This is because while women typically expect to be £150 a year better off than women who retired last year, men expect to be #750 a year better off on average than men who retired in 2015 - a £600 difference between the sexes.
On average, men retiring in 2016 expect to have an annual income of £19,850 to live on - £5,400 more than women retiring this year.
Two-fifths (40%) of women retiring this year expect to have enough income to live comfortably, compared with three-fifths (60%) of men.
Despite the boost to men's retirement incomes, men retiring this year do not expect to have as much annual income as those retiring in 2008 and 2009, when the average man retiring in those years expected to have over £20,000.
The retirement incomes people expect to have are made up of the annual amounts they expect to get from savings, the state pension, private pensions and any other investments such as property.
Prudential surveyed 1,000 people planning to retire in 2016 for the latest study.
Huge changes have taken place in recent years to pension saving and retirement. Workers are gradually being automatically enrolled into pensions, amid efforts to encourage more people to save more money for their retirement.
In 2015, new pension freedoms were introduced to give people aged over 55 more flexibility over how they use their pension pot.
The freedoms mean people are no longer required to buy a retirement income called an annuity with their pension pot. There have been signs of annuity rates plummeting recently amid the market turmoil following the referendum vote to leave the EU.
Earlier this year, the state pension was also overhauled for new pensioners. The new single-tier state pension aims to sweep away some of the complexities of the old state pension system.
Usually, people will need at least 10 years of qualifying National Insurance (NI) contributions to get any state pension - and 35 years of contributions to get the full amount.
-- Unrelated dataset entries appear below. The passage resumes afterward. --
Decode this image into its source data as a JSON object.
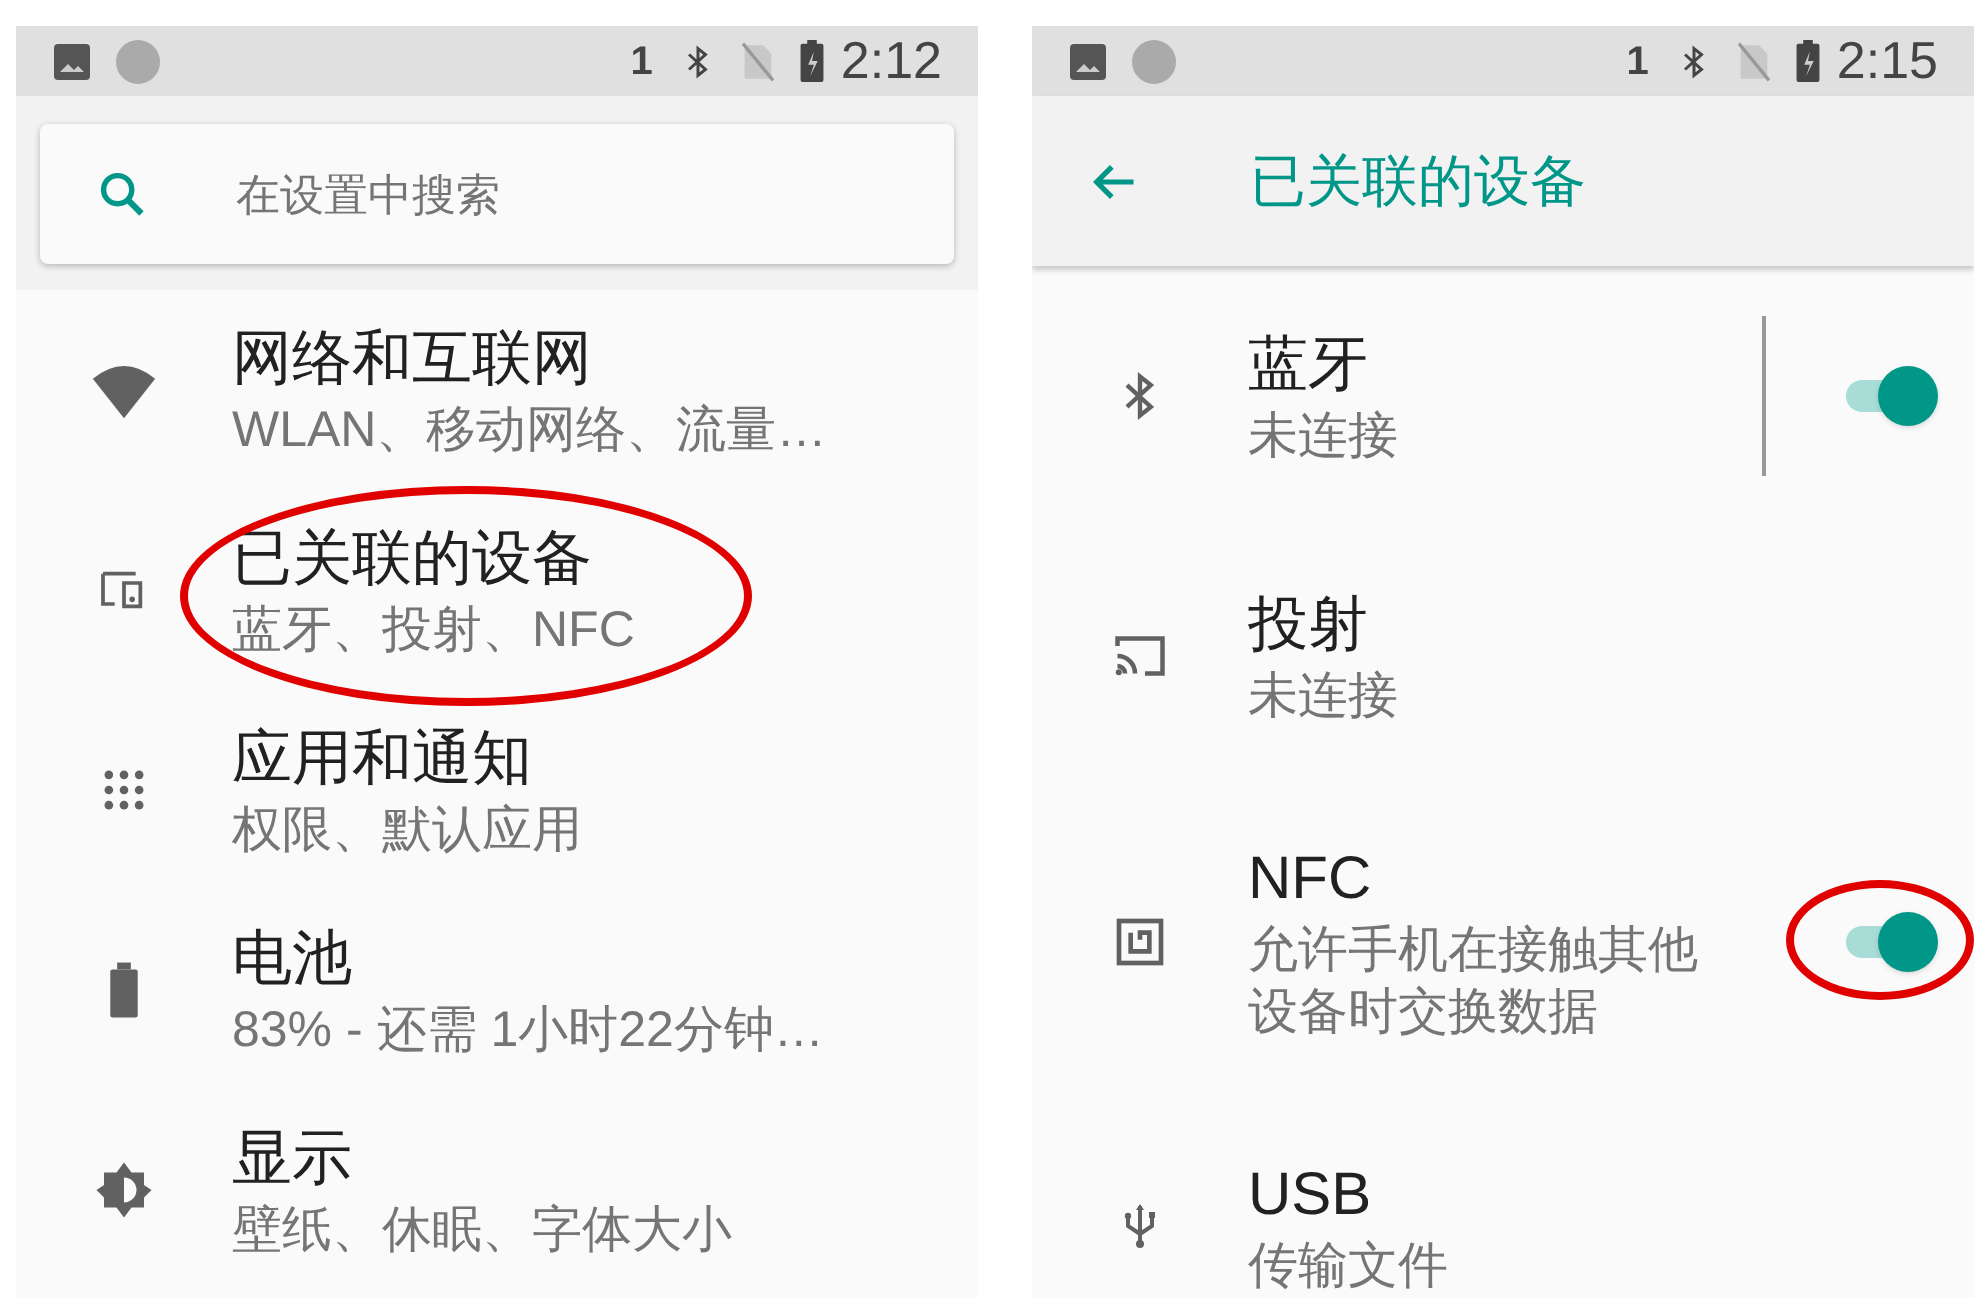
{
  "screens": [
    {
      "status_bar": {
        "sim": "1",
        "time": "2:12"
      },
      "search": {
        "placeholder": "在设置中搜索"
      },
      "items": [
        {
          "title": "网络和互联网",
          "subtitle": "WLAN、移动网络、流量…"
        },
        {
          "title": "已关联的设备",
          "subtitle": "蓝牙、投射、NFC",
          "circled": true
        },
        {
          "title": "应用和通知",
          "subtitle": "权限、默认应用"
        },
        {
          "title": "电池",
          "subtitle": "83% - 还需 1小时22分钟…"
        },
        {
          "title": "显示",
          "subtitle": "壁纸、休眠、字体大小"
        }
      ]
    },
    {
      "status_bar": {
        "sim": "1",
        "time": "2:15"
      },
      "toolbar": {
        "title": "已关联的设备"
      },
      "items": [
        {
          "title": "蓝牙",
          "subtitle": "未连接",
          "switch": {
            "on": true,
            "divider": true
          }
        },
        {
          "title": "投射",
          "subtitle": "未连接"
        },
        {
          "title": "NFC",
          "subtitle": "允许手机在接触其他设备时交换数据",
          "switch": {
            "on": true,
            "circled": true
          }
        },
        {
          "title": "USB",
          "subtitle": "传输文件"
        }
      ]
    }
  ]
}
Contributions could come from paying in or getting credits, for instance for caring for a family.
But according to previous analysis from Age UK, around 70,000 people in their 50s and 60s will miss out entirely on the new state pension between now and 2030.
Some 50,000 women and 20,000 men do not have the minimum number of qualifying years of NI contributions, according to the charity's analysis. The previous regime allowed people to receive at least some state pension even with only a few years of NI contributions.
Kirsty Anderson, a retirement income expert at Prudential, said: "It is possible that many women retirees were expecting to receive the new 'flat rate' state pension in full, but having received their illustrations have had to revise their retirement expectations downwards.
"It is an unfortunate fact of life that many women will reach retirement having taken breaks during their working lives that will impact the level of state pension they will receive and the size of their pension pot.
"However, there are a number of steps that anyone in this situation can take prior to giving up work to help improve their retirement prospects. These include continuing to make contributions to a pension during career breaks and making voluntary National Insurance contributions after returning to work.''
Prudential's findings were released in the same week that the "triple lock'', which guarantees that the state pension is uprated by a certain guaranteed minimum amount, was called into question. The policy ensures the state pension rises each year by the highest of price inflation, average earnings or 2.5%.
Prime Minister Theresa May moved to calm fears that she plans to kill off the triple lock protecting state pensions, after former pensions minister Baroness Altmann warned the cost of keeping the safeguard would be "enormous'' after the slated next general election in 2020.
Lady Altmann had suggested the triple lock could be replaced with a "double lock'', and argued that by dropping the promise of increasing state pensions by at least 2.5% from 2020, even if earnings and prices rise by far less than that, the Government could potentially save billions of pounds on long-term pension costs.